* WHAT YOU SHOULD DO
Go line by line through the entries and show those that hold the string "keyboard".

[Page and application data records]
--- START ---

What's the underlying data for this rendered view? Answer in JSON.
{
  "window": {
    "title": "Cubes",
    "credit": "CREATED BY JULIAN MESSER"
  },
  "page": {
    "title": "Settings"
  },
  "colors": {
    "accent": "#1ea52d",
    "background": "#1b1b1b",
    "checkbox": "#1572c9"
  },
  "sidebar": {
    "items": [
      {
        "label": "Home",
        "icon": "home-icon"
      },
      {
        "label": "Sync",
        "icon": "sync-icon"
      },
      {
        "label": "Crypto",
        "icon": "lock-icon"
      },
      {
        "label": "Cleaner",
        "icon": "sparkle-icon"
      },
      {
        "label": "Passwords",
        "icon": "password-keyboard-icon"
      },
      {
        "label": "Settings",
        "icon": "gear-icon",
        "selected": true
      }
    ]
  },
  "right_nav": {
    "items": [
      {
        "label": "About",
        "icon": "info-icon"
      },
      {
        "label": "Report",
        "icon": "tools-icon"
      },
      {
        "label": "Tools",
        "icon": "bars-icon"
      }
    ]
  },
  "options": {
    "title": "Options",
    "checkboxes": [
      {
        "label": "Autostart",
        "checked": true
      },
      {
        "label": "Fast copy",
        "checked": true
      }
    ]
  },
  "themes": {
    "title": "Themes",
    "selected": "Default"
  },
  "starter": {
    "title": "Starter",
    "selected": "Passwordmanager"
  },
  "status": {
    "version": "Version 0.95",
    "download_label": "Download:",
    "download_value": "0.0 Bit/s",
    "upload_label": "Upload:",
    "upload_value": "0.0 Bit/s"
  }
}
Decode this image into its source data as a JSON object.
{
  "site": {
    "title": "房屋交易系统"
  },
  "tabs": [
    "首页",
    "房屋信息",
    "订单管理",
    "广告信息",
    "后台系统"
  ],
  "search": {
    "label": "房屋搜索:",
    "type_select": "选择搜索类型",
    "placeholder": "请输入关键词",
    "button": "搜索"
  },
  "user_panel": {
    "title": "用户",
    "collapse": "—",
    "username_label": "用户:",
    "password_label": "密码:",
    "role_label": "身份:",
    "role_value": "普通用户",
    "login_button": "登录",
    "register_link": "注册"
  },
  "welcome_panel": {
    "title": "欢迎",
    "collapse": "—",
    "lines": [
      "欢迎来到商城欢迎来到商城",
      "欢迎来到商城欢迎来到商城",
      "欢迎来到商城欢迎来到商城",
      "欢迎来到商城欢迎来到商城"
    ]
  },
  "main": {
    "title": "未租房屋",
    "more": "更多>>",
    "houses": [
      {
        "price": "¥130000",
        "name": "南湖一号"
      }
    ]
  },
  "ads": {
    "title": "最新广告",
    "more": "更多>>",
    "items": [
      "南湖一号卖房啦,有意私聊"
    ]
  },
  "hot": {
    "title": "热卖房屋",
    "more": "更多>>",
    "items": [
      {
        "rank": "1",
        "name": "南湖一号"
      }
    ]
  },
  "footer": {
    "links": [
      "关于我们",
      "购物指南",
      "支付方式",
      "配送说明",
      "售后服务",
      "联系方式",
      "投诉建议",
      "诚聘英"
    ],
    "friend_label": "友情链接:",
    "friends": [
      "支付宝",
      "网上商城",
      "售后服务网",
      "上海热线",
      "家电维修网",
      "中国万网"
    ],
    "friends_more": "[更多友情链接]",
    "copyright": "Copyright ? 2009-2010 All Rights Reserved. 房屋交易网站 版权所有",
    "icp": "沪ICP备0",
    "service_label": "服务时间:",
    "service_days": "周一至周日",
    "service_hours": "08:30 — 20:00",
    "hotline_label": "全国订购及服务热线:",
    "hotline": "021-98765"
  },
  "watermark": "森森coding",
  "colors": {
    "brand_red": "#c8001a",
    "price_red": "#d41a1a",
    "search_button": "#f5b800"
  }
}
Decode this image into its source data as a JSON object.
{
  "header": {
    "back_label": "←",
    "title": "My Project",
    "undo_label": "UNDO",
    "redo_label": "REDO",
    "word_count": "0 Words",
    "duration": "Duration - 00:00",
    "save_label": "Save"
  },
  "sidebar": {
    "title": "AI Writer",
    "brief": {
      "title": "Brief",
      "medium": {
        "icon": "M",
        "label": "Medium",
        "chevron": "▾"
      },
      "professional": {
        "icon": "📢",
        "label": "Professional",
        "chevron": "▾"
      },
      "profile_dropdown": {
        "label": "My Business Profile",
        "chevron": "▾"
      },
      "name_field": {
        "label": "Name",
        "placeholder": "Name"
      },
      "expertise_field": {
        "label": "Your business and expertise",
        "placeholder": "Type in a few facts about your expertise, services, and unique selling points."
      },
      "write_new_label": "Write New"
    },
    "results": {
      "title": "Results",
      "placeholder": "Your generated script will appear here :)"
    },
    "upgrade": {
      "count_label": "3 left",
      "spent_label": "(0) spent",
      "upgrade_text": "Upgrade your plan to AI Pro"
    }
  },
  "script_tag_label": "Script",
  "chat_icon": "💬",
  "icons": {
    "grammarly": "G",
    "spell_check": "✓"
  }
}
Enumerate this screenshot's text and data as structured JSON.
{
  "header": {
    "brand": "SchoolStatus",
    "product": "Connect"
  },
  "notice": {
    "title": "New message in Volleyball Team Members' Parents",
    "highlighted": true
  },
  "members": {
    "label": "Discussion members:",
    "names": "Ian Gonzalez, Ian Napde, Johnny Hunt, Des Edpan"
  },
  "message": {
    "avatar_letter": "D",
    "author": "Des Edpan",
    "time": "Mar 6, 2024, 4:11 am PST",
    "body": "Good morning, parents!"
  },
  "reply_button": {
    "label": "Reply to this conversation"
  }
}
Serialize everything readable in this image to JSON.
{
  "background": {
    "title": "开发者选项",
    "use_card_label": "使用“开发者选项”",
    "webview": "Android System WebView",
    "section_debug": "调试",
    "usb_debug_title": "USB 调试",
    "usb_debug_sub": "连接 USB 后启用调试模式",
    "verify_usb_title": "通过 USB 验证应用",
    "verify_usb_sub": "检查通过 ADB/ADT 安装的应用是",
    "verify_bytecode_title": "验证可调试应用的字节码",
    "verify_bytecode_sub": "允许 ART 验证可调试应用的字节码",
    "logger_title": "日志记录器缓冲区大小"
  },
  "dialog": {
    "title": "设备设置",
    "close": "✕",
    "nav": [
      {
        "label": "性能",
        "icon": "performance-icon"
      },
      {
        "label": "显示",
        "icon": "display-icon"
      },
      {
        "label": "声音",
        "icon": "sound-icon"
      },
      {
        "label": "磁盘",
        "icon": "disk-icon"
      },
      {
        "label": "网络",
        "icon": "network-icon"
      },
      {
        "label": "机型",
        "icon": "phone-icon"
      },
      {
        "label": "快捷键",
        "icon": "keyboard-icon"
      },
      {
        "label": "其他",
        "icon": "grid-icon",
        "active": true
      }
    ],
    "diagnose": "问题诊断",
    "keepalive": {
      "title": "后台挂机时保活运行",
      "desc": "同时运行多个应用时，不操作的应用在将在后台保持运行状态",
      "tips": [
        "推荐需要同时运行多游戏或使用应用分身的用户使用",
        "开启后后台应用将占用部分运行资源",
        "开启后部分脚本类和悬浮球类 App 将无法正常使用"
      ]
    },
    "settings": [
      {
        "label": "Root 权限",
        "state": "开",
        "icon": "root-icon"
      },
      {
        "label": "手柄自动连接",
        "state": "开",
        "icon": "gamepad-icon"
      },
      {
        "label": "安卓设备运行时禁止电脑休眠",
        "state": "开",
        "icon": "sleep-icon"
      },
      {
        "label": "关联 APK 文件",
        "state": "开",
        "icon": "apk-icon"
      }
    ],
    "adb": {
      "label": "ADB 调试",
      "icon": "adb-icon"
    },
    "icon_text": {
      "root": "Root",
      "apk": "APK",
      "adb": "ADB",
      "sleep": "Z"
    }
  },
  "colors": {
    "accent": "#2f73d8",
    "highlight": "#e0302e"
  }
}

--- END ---

* THE ANSWER
        "icon": "password-keyboard-icon"
        "icon": "keyboard-icon"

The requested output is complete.